Brand new colour variations and a different take on cut glass in these lamps by Vista Alegre
Deirdre’s new rug collection has received a wonderful reception at Maison & Objet Paris, where eight of nine new designs on display in Hall 8, stand A32 were showcased on a custom made, towering stand painted with Argile paint colours selected personally by Deirdre to complement each of the new carpet designs. Deirdre relishes the opportunity to be on the stand at Maison meet clients and discuss the designs and their inspiration.
Yet again Deirdre has pushed the boundaries of the art of hand knotting to create very distinctive designs using pops of colour (HARLEQUIN), intricate detail (PLUMES/FEATHER BOUND/QUILLS) or colour grading (GOLDEN PHEASANT, EAGLE) from the abstracted (MANDARIN) to the figurative (FLIGHT) creating a new collection that celebrates her instinctive eye for colour and cleverly plays with the shapes and forms of birds and their feathers to create unique designs.
Each design uses varying amounts of silk to mirror the shimmering nature of bird’s plumage and Deirdre’s chosen colour palette is shot with vibrant hues that give the organic forms a 3D quality.
Bordered rugs such as BURLESQUE and FEATHER BOUND are endlessly adaptable – for use under a dining table or bed whereas the bold Studio 54esque GOLDEN PHEASANT makes a statement all of its own as does the elegant scale of the exquisite EAGLE.
Last year’s HORIZONS Collection played with scale and Deirdre continues this trend with the largest carpet on display, EAGLE mirroring the wing span of its namesake, an impressive 3.4 metres wide.
As with all Deirdre’s designs these sample carpets are just the start, each design can be created in any colourway or size required and most designs can also be gun tufted in 100% wool should the client or space require it.
We can’t wait to reveal the new rug designs Deirdre Dyson has created for her 2019 PLUMAGE collection.
With an intuitive eye for colour, Deirdre cleverly combines the bright shades (violet blues, cherry red, slate blue, black) and abstract markings of a pretty male sea duck for her HARLEQUIN design.
EAGLE (pictured) is an impressive 3.4 metres wide, depicting the magnificent wing span of this majestic bird – the large scale allows Deirdre to include intricate feathery detail and create a spectacular three-dimensional effect through directional colour grading.
Other designs, such as the rich colour palette of GOLDEN PHEASANT, accurately reflects the beautiful tones of this quintessential British bird.
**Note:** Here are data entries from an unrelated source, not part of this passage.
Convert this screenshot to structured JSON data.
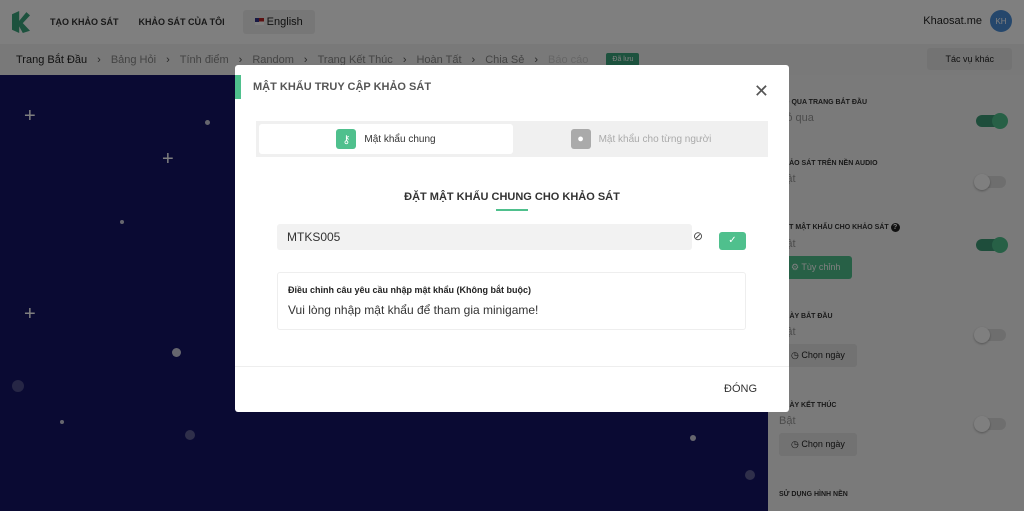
{
  "topbar": {
    "nav": [
      "TẠO KHẢO SÁT",
      "KHẢO SÁT CỦA TÔI"
    ],
    "language": "English",
    "brand": "Khaosat.me",
    "avatar": "KH"
  },
  "breadcrumb": {
    "items": [
      "Trang Bắt Đầu",
      "Bảng Hỏi",
      "Tính điểm",
      "Random",
      "Trang Kết Thúc",
      "Hoàn Tất",
      "Chia Sẻ",
      "Báo cáo"
    ],
    "saved": "Đã lưu",
    "more": "Tác vụ khác"
  },
  "panel": {
    "sections": [
      {
        "title": "BỎ QUA TRANG BẮT ĐẦU",
        "status": "Bỏ qua",
        "on": true
      },
      {
        "title": "KHẢO SÁT TRÊN NỀN AUDIO",
        "status": "Bật",
        "on": false
      },
      {
        "title": "ĐẶT MẬT KHẨU CHO KHẢO SÁT",
        "status": "Bật",
        "on": true,
        "button": "Tùy chỉnh"
      },
      {
        "title": "NGÀY BẮT ĐẦU",
        "status": "Bật",
        "on": false,
        "button": "Chọn ngày"
      },
      {
        "title": "NGÀY KẾT THÚC",
        "status": "Bật",
        "on": false,
        "button": "Chọn ngày"
      },
      {
        "title": "SỬ DỤNG HÌNH NỀN"
      }
    ]
  },
  "modal": {
    "title": "MẬT KHẨU TRUY CẬP KHẢO SÁT",
    "tabs": [
      {
        "label": "Mật khẩu chung",
        "icon": "key-icon"
      },
      {
        "label": "Mật khẩu cho từng người",
        "icon": "user-icon"
      }
    ],
    "heading": "ĐẶT MẬT KHẨU CHUNG CHO KHẢO SÁT",
    "password": "MTKS005",
    "prompt_label": "Điều chỉnh câu yêu cầu nhập mật khẩu (Không bắt buộc)",
    "prompt_value": "Vui lòng nhập mật khẩu để tham gia minigame!",
    "close_label": "ĐÓNG"
  },
  "colors": {
    "accent": "#4fc08d",
    "canvas": "#151566"
  }
}
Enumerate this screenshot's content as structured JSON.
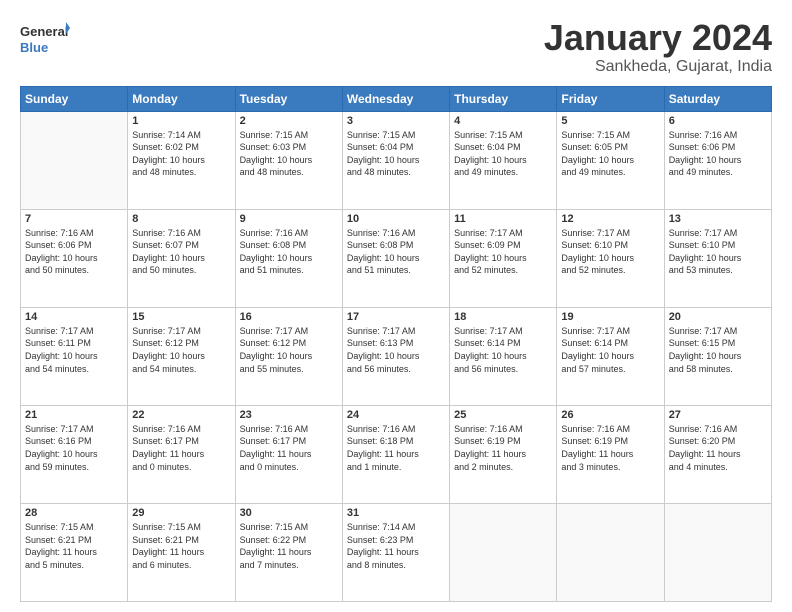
{
  "logo": {
    "line1": "General",
    "line2": "Blue"
  },
  "title": "January 2024",
  "subtitle": "Sankheda, Gujarat, India",
  "headers": [
    "Sunday",
    "Monday",
    "Tuesday",
    "Wednesday",
    "Thursday",
    "Friday",
    "Saturday"
  ],
  "weeks": [
    [
      {
        "day": "",
        "info": ""
      },
      {
        "day": "1",
        "info": "Sunrise: 7:14 AM\nSunset: 6:02 PM\nDaylight: 10 hours\nand 48 minutes."
      },
      {
        "day": "2",
        "info": "Sunrise: 7:15 AM\nSunset: 6:03 PM\nDaylight: 10 hours\nand 48 minutes."
      },
      {
        "day": "3",
        "info": "Sunrise: 7:15 AM\nSunset: 6:04 PM\nDaylight: 10 hours\nand 48 minutes."
      },
      {
        "day": "4",
        "info": "Sunrise: 7:15 AM\nSunset: 6:04 PM\nDaylight: 10 hours\nand 49 minutes."
      },
      {
        "day": "5",
        "info": "Sunrise: 7:15 AM\nSunset: 6:05 PM\nDaylight: 10 hours\nand 49 minutes."
      },
      {
        "day": "6",
        "info": "Sunrise: 7:16 AM\nSunset: 6:06 PM\nDaylight: 10 hours\nand 49 minutes."
      }
    ],
    [
      {
        "day": "7",
        "info": "Sunrise: 7:16 AM\nSunset: 6:06 PM\nDaylight: 10 hours\nand 50 minutes."
      },
      {
        "day": "8",
        "info": "Sunrise: 7:16 AM\nSunset: 6:07 PM\nDaylight: 10 hours\nand 50 minutes."
      },
      {
        "day": "9",
        "info": "Sunrise: 7:16 AM\nSunset: 6:08 PM\nDaylight: 10 hours\nand 51 minutes."
      },
      {
        "day": "10",
        "info": "Sunrise: 7:16 AM\nSunset: 6:08 PM\nDaylight: 10 hours\nand 51 minutes."
      },
      {
        "day": "11",
        "info": "Sunrise: 7:17 AM\nSunset: 6:09 PM\nDaylight: 10 hours\nand 52 minutes."
      },
      {
        "day": "12",
        "info": "Sunrise: 7:17 AM\nSunset: 6:10 PM\nDaylight: 10 hours\nand 52 minutes."
      },
      {
        "day": "13",
        "info": "Sunrise: 7:17 AM\nSunset: 6:10 PM\nDaylight: 10 hours\nand 53 minutes."
      }
    ],
    [
      {
        "day": "14",
        "info": "Sunrise: 7:17 AM\nSunset: 6:11 PM\nDaylight: 10 hours\nand 54 minutes."
      },
      {
        "day": "15",
        "info": "Sunrise: 7:17 AM\nSunset: 6:12 PM\nDaylight: 10 hours\nand 54 minutes."
      },
      {
        "day": "16",
        "info": "Sunrise: 7:17 AM\nSunset: 6:12 PM\nDaylight: 10 hours\nand 55 minutes."
      },
      {
        "day": "17",
        "info": "Sunrise: 7:17 AM\nSunset: 6:13 PM\nDaylight: 10 hours\nand 56 minutes."
      },
      {
        "day": "18",
        "info": "Sunrise: 7:17 AM\nSunset: 6:14 PM\nDaylight: 10 hours\nand 56 minutes."
      },
      {
        "day": "19",
        "info": "Sunrise: 7:17 AM\nSunset: 6:14 PM\nDaylight: 10 hours\nand 57 minutes."
      },
      {
        "day": "20",
        "info": "Sunrise: 7:17 AM\nSunset: 6:15 PM\nDaylight: 10 hours\nand 58 minutes."
      }
    ],
    [
      {
        "day": "21",
        "info": "Sunrise: 7:17 AM\nSunset: 6:16 PM\nDaylight: 10 hours\nand 59 minutes."
      },
      {
        "day": "22",
        "info": "Sunrise: 7:16 AM\nSunset: 6:17 PM\nDaylight: 11 hours\nand 0 minutes."
      },
      {
        "day": "23",
        "info": "Sunrise: 7:16 AM\nSunset: 6:17 PM\nDaylight: 11 hours\nand 0 minutes."
      },
      {
        "day": "24",
        "info": "Sunrise: 7:16 AM\nSunset: 6:18 PM\nDaylight: 11 hours\nand 1 minute."
      },
      {
        "day": "25",
        "info": "Sunrise: 7:16 AM\nSunset: 6:19 PM\nDaylight: 11 hours\nand 2 minutes."
      },
      {
        "day": "26",
        "info": "Sunrise: 7:16 AM\nSunset: 6:19 PM\nDaylight: 11 hours\nand 3 minutes."
      },
      {
        "day": "27",
        "info": "Sunrise: 7:16 AM\nSunset: 6:20 PM\nDaylight: 11 hours\nand 4 minutes."
      }
    ],
    [
      {
        "day": "28",
        "info": "Sunrise: 7:15 AM\nSunset: 6:21 PM\nDaylight: 11 hours\nand 5 minutes."
      },
      {
        "day": "29",
        "info": "Sunrise: 7:15 AM\nSunset: 6:21 PM\nDaylight: 11 hours\nand 6 minutes."
      },
      {
        "day": "30",
        "info": "Sunrise: 7:15 AM\nSunset: 6:22 PM\nDaylight: 11 hours\nand 7 minutes."
      },
      {
        "day": "31",
        "info": "Sunrise: 7:14 AM\nSunset: 6:23 PM\nDaylight: 11 hours\nand 8 minutes."
      },
      {
        "day": "",
        "info": ""
      },
      {
        "day": "",
        "info": ""
      },
      {
        "day": "",
        "info": ""
      }
    ]
  ]
}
Deirdre’s practice as a fine artist allows her to expertly combine colours to create a beautiful composition that will enhance any surface and interior, as she skillfully captures the shimmer of the natural oils of a feather through the use of gorgeous silk against a luxurious wool background.
“In this collection I have delved deep into the feathers of pheasants and abstracted designs of ducks. I singled out some feathers and enfolded carpets with others. Together they make a varied collection of colourful drama and soft luxury. In creating them, our brilliant craftspeople have succeeded with the most difficult technical challenges I have ever set them.”
Be the first to see the new collection unveiled on 18 January 2019 at the prestigious Maison et Objet interiors exhibition in Paris, in Hall 8 ‘Forever Signature’, stand A32.